In a groundbreaking discovery announced Monday, a team of archaeologists, historians and ethnographers shook the scientific world by determining that the island of Taiwan was populated before the Kuomintang settled there and declared it a part of the territory of the Republic of China.
The announcement shocked many students of Asian history as well as institutions of higher learning, as it was commonly believed before the discovery that Taiwan had no human settlements and was therefore an unoccupied territory that could be rightfully claimed by any government who cared to lay claim to it.
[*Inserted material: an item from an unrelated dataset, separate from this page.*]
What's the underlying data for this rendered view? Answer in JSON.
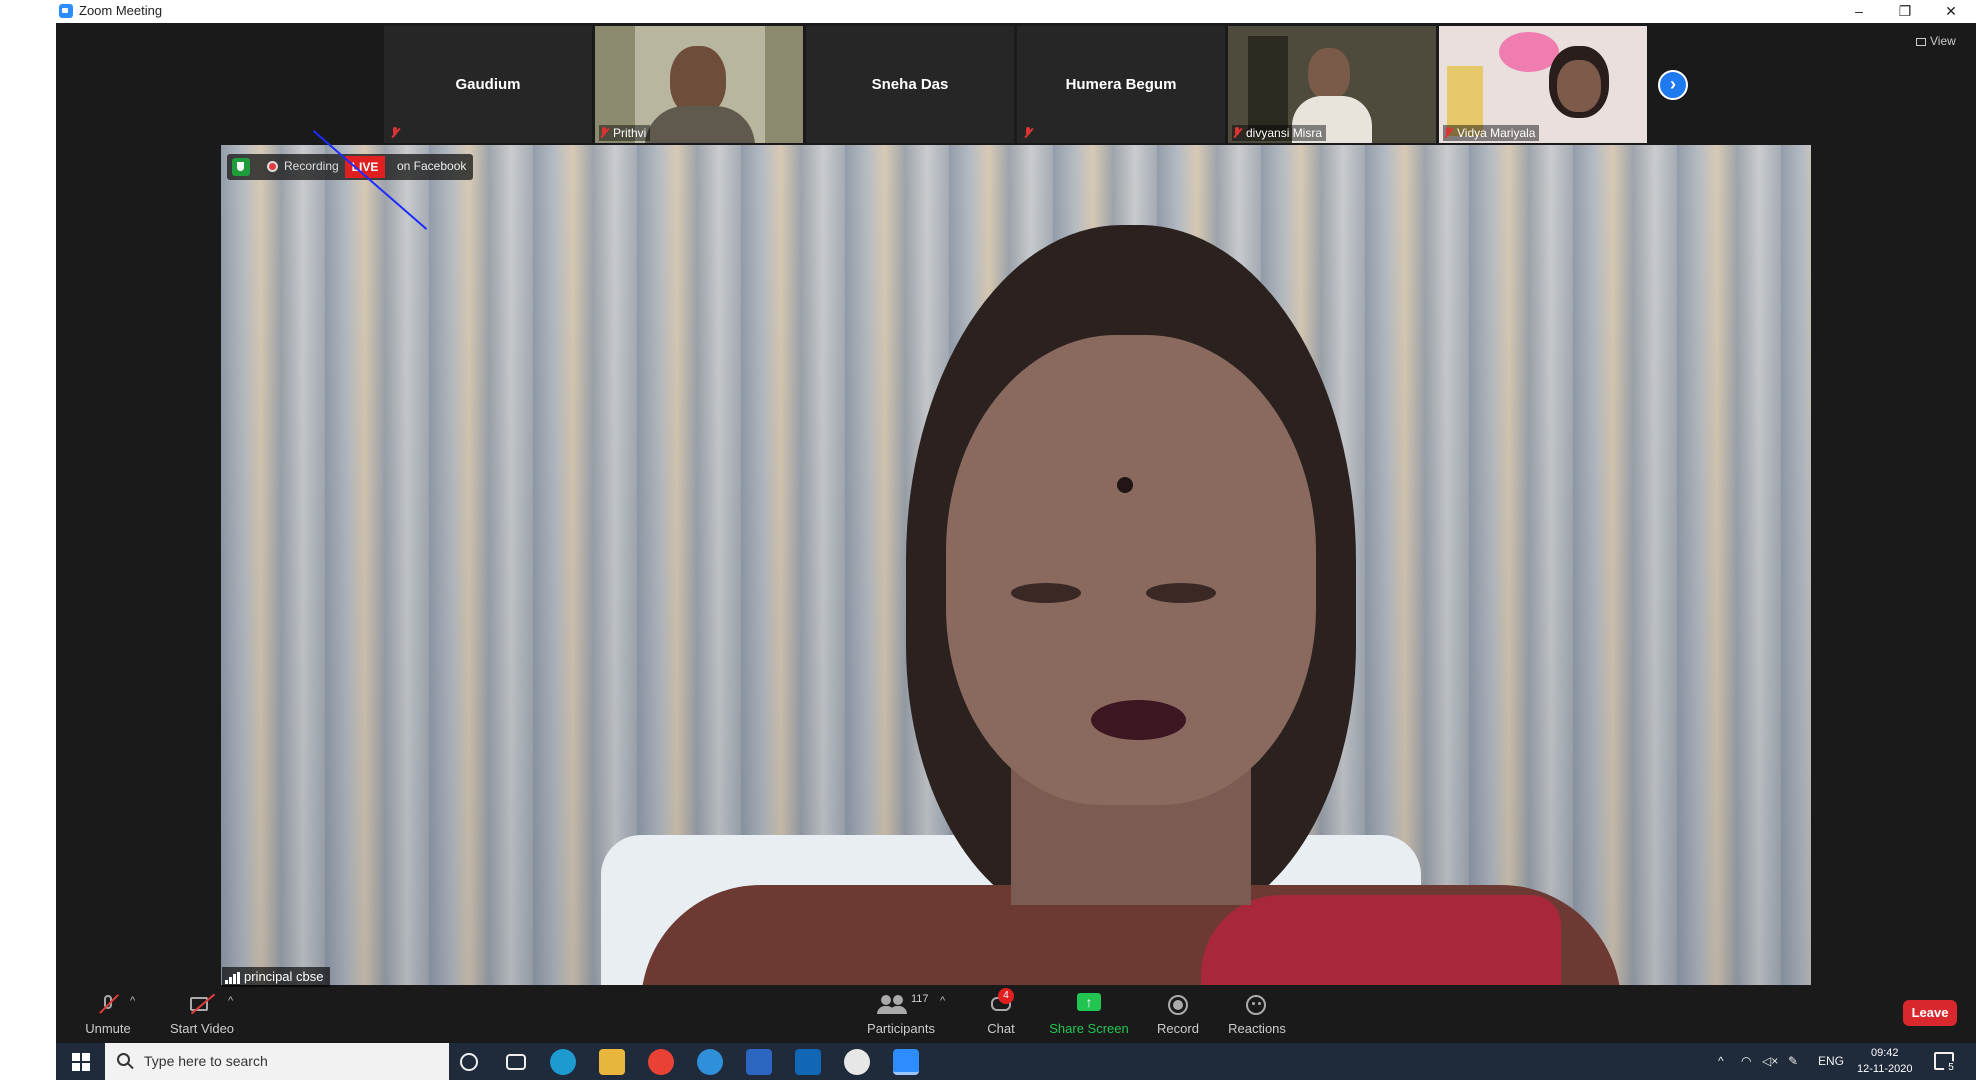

The nature of the pre-Kuomintang settlements on Taiwan are as yet unclear, but the team has announced plans to continue its research if additional funding becomes available. "The funding issue is far from settled," noted Dr. Jill White of the University of Southern Dakota. "We will first have to negotiate with the Confucius Institutes and Chinese Student Associations at our respective schools to secure backers in our departments. If we wanted to study, say, the Qing Dynasty presence in Taiwan this would not be a problem, but the era we are interested in - 1895 to 1945 specifically - is, shall we say, a sensitive issue."
Asked for further comment, Dr. White did not respond as of press time.
The announcement outlined what life may have looked like in Taiwan before 1945. "There appear to be the ruins of many structures resembling Japanese-style architecture," the transcript noted. "The exact nature of these structures is unclear, but point to a potentially Japanese-influenced culture on Taiwan. If true, this overturns everything we thought we knew about Chinese history."
Not everyone was convinced, however. "Pre-Kuomintang settlements in Taiwan? Well if that's true, then everything we write about Taiwan in the media now is wrong!" exclaimed media worker Ralph Wiggum. "That's unpossible!"
"This isn't news," noted Taipei housewife Doris Ouyang. "Everyone in Taiwan has always known that Taiwan has been a part of the Republic of China since 1911."
However, some people watching the news seemed hopeful that this could lead to a more accurate understanding of Taiwan and East Asia in general.
"This is earth-shattering," said Ridgemont High School Social Studies teacher Lucy Brown. "All this time I had been teaching my students that the Kuomintang took refuge in Taiwan in 1945. I didn't even think to consider that there might have already been people there. Oh well, it probably doesn't matter, I'm sure they were primitives living in a backwater. Anyway it looks like things worked out well for Taiwan."
The team has submitted a paper to the Journal of Applied Asian Studies, however, it was rejected without feedback by the journal.
"This is inaccurate and harmful false 'history' propagated by splittist elements looking to discredit and harm the image of China abroad," noted journal director and China specialist Dr. Bill Black when asked for comment. "It is, as Confucius says, merely a clumsy oxen throwing stones among tigers."
"I know that obscure idiom because I'm a scholar of China," he added.
"In addition, such mendacious falsehoods hurt the feelings of the Chinese people. Have they no respect for China's excellent 5,000 years of culture?"